Primary commercial property insurance is a buyers’ market with rate decreases of up to 20% for many U.S. accounts that renewed at midyear, with the exception being those with high catastrophe exposures.
Limited catastrophe losses and an influx of insurance capacity exerted considerable pressure on prices, brokers and market experts say. “The market is very insurance buyer-friendly right now,” said Duncan Ellis, U.S property practice leader at Marsh USA Inc. “Purchasers of property insurance are finding a very favorable environment toward pricing, toward capacity and toward interest in their risks.”
Premium decreases should be “on an average basis, probably high single digits to low double-digit percentage decreases,” Mr. Ellis said. Some accounts could see rates fall up to 20% “based upon good solid competition in the marketplace.”
“For 2014, we are definitely in a rate decrease environment,” said David Finnis, Atlanta-based national property practice leader at Willis North America Inc. Willis clients saw property rates fall 7.5% to 12% through June 30, he said.
However, catastrophe-exposed accounts will find a somewhat “less friendly” market than those without catastrophe exposure, Mr. Finnis said. “As one would expect, premiums are still higher in high-catastrophe areas like Florida and California vs. noncatastrophe areas like the Midwest,” he said.
Stewart Ellenberg, risk manager for the city of Boulder, Colorado said the city was fortunate to renew with a “slight” rate increase despite a large property insurance claim related to the September 2013 flood in the region.

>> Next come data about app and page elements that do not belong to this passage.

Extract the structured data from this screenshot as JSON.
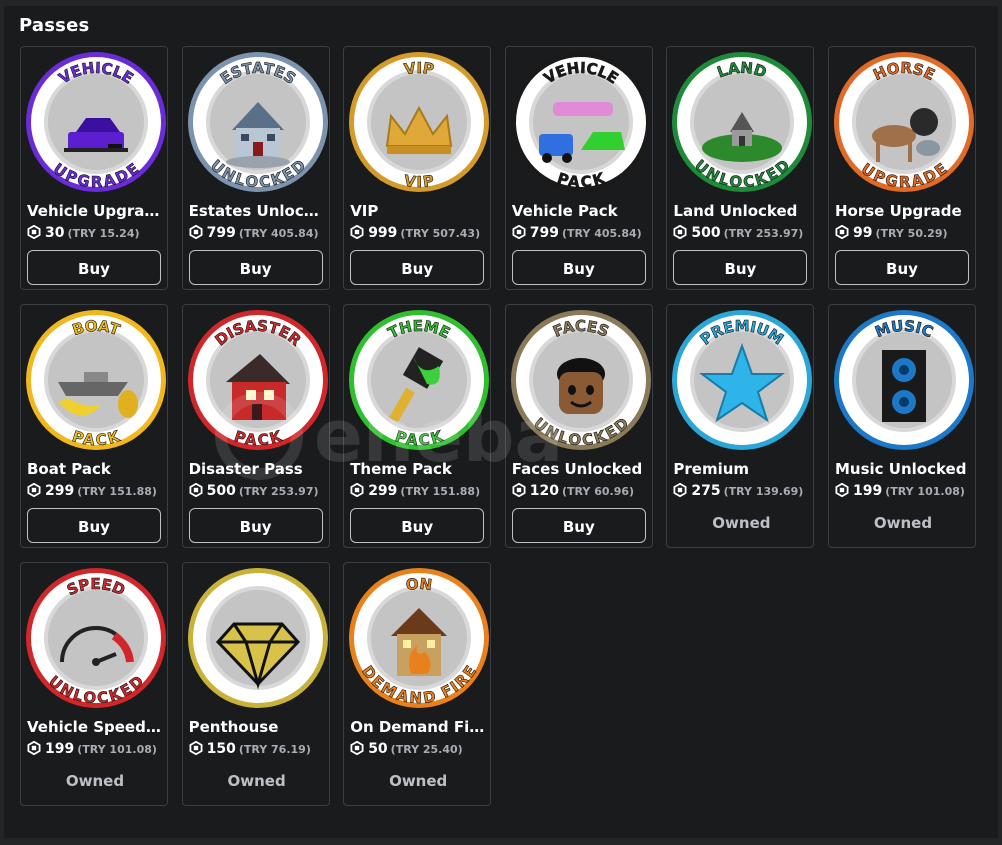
{
  "section_title": "Passes",
  "buy_label": "Buy",
  "owned_label": "Owned",
  "watermark_text": "eneba",
  "passes": [
    {
      "name": "Vehicle Upgrade",
      "price": "30",
      "try": "(TRY 15.24)",
      "status": "buy",
      "ring": "#6a2bd9",
      "top": "VEHICLE",
      "bottom": "UPGRADE",
      "art": "car",
      "art_color": "#5b1fd0"
    },
    {
      "name": "Estates Unlocked",
      "price": "799",
      "try": "(TRY 405.84)",
      "status": "buy",
      "ring": "#7b93ad",
      "top": "ESTATES",
      "bottom": "UNLOCKED",
      "art": "house",
      "art_color": "#7d8fa5"
    },
    {
      "name": "VIP",
      "price": "999",
      "try": "(TRY 507.43)",
      "status": "buy",
      "ring": "#d59b2a",
      "top": "VIP",
      "bottom": "VIP",
      "art": "crown",
      "art_color": "#e0a838"
    },
    {
      "name": "Vehicle Pack",
      "price": "799",
      "try": "(TRY 405.84)",
      "status": "buy",
      "ring": "#1a1a1a",
      "top": "VEHICLE",
      "bottom": "PACK",
      "art": "cars",
      "art_color": "#2f8be0"
    },
    {
      "name": "Land Unlocked",
      "price": "500",
      "try": "(TRY 253.97)",
      "status": "buy",
      "ring": "#1f8b3a",
      "top": "LAND",
      "bottom": "UNLOCKED",
      "art": "island",
      "art_color": "#2c8a2c"
    },
    {
      "name": "Horse Upgrade",
      "price": "99",
      "try": "(TRY 50.29)",
      "status": "buy",
      "ring": "#e06a26",
      "top": "HORSE",
      "bottom": "UPGRADE",
      "art": "horse",
      "art_color": "#8a5a3a"
    },
    {
      "name": "Boat Pack",
      "price": "299",
      "try": "(TRY 151.88)",
      "status": "buy",
      "ring": "#f0b81c",
      "top": "BOAT",
      "bottom": "PACK",
      "art": "boat",
      "art_color": "#f0d030"
    },
    {
      "name": "Disaster Pass",
      "price": "500",
      "try": "(TRY 253.97)",
      "status": "buy",
      "ring": "#d0282a",
      "top": "DISASTER",
      "bottom": "PACK",
      "art": "ruin",
      "art_color": "#c82a2a"
    },
    {
      "name": "Theme Pack",
      "price": "299",
      "try": "(TRY 151.88)",
      "status": "buy",
      "ring": "#2fbf2f",
      "top": "THEME",
      "bottom": "PACK",
      "art": "brush",
      "art_color": "#3ad13a"
    },
    {
      "name": "Faces Unlocked",
      "price": "120",
      "try": "(TRY 60.96)",
      "status": "buy",
      "ring": "#8a7a5a",
      "top": "FACES",
      "bottom": "UNLOCKED",
      "art": "face",
      "art_color": "#8a5a35"
    },
    {
      "name": "Premium",
      "price": "275",
      "try": "(TRY 139.69)",
      "status": "owned",
      "ring": "#2aa6d8",
      "top": "PREMIUM",
      "bottom": "",
      "art": "star",
      "art_color": "#2eb4e8"
    },
    {
      "name": "Music Unlocked",
      "price": "199",
      "try": "(TRY 101.08)",
      "status": "owned",
      "ring": "#1e78c8",
      "top": "MUSIC",
      "bottom": "",
      "art": "speaker",
      "art_color": "#1a1a1a"
    },
    {
      "name": "Vehicle Speed U...",
      "price": "199",
      "try": "(TRY 101.08)",
      "status": "owned",
      "ring": "#d0282a",
      "top": "SPEED",
      "bottom": "UNLOCKED",
      "art": "gauge",
      "art_color": "#d0282a"
    },
    {
      "name": "Penthouse",
      "price": "150",
      "try": "(TRY 76.19)",
      "status": "owned",
      "ring": "#c9b23a",
      "top": "",
      "bottom": "",
      "art": "diamond",
      "art_color": "#d8c24a"
    },
    {
      "name": "On Demand Fire",
      "price": "50",
      "try": "(TRY 25.40)",
      "status": "owned",
      "ring": "#e8801e",
      "top": "ON",
      "bottom": "DEMAND FIRE",
      "art": "fire",
      "art_color": "#e8801e"
    }
  ]
}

Likewise, Union County, North Carolina renewed its commercial property coverage for a 2% price increase, but deductibles for flooding and earthquake each doubled to $50,000, said Tiffany Allen, the county’s risk manager.
Looking ahead, about the only thing that could turn the market would be a major hurricane or other disaster. “If there are no catastrophe events, we predict that you’re going to be looking at double-digit decreases for the remainder of the year,” said Al Tobin, New York-based managing principal of Aon Risk Solutions’ property practice. “Double-digit decreases will continue,” approaching 20% for some accounts, he said.
“There’s just so much capacity in the property market right now, between incumbent insurers wanting to increase their lines or new underwriters trying to get on to the accounts,” Mr. Finnis said.
Mr. Tobin said, “What’s driving the market as much as anything is increased appetite among the top 10 catastrophe property carriers.”
“The absence of major losses … would be the No. 1 market driver, because that’s starting to attract capital,” Mr. Ellis said. “When looking at the results for 2013 combined with what we have seen in 2014 thus far, property is looking like a solid bet right now and is thus why we are seeing a lot of money or capital flowing into the property space.”
“If you take a step back, it’s how financial markets work,” said Cliff Gallant, an analyst at Nomura Securities International Inc. in San Francisco. “There’s been an area where profits have been pretty good in recent years relatively speaking and so capital is flowing there in different forms.”
“I think where there’s underwriting success, that attracts capital to those lines,” said James Auden, managing director at Fitch Ratings Inc. in Chicago. “So if you have large underwriting gains in a segment, existing players put more capital into those lines.”
Alternative capital flowing into the reinsurance space may reduce reinsurance pricing for primary insurers, but it has not significantly affected primary insurance prices. “Reinsurance is just one ingredient in the makeup of (primary insurance) costs,” Mr. Tobin said.
Also, there is no broad lingering effect from Superstorm Sandy on property pricing this year, Mr. Tobin said. “Insurance companies are more acutely aware of deductibles and limits, but price has not been affected,” he said.
“There is no Sandy hangover on pricing,” Mr. Finnis said. “The only lingering result is that individual insurers are no longer providing $100 million in limits in the areas that were affected.” Those policy limits now vary by account but usually range from $25 million to $50 million.
What’s more, the uncertainty of congressional renewal of the federal terrorism insurance backstop thus far has not caused property pricing movement. The backstop will expire at the end of the year unless Congress renews it. Renewal legislation has been introduced in the House and Senate.
“There has not been any effect on (property) pricing and there is not likely to be because there is more supply,” Mr. Tobin said of the federal terrorism program.
Souce: Business Insurance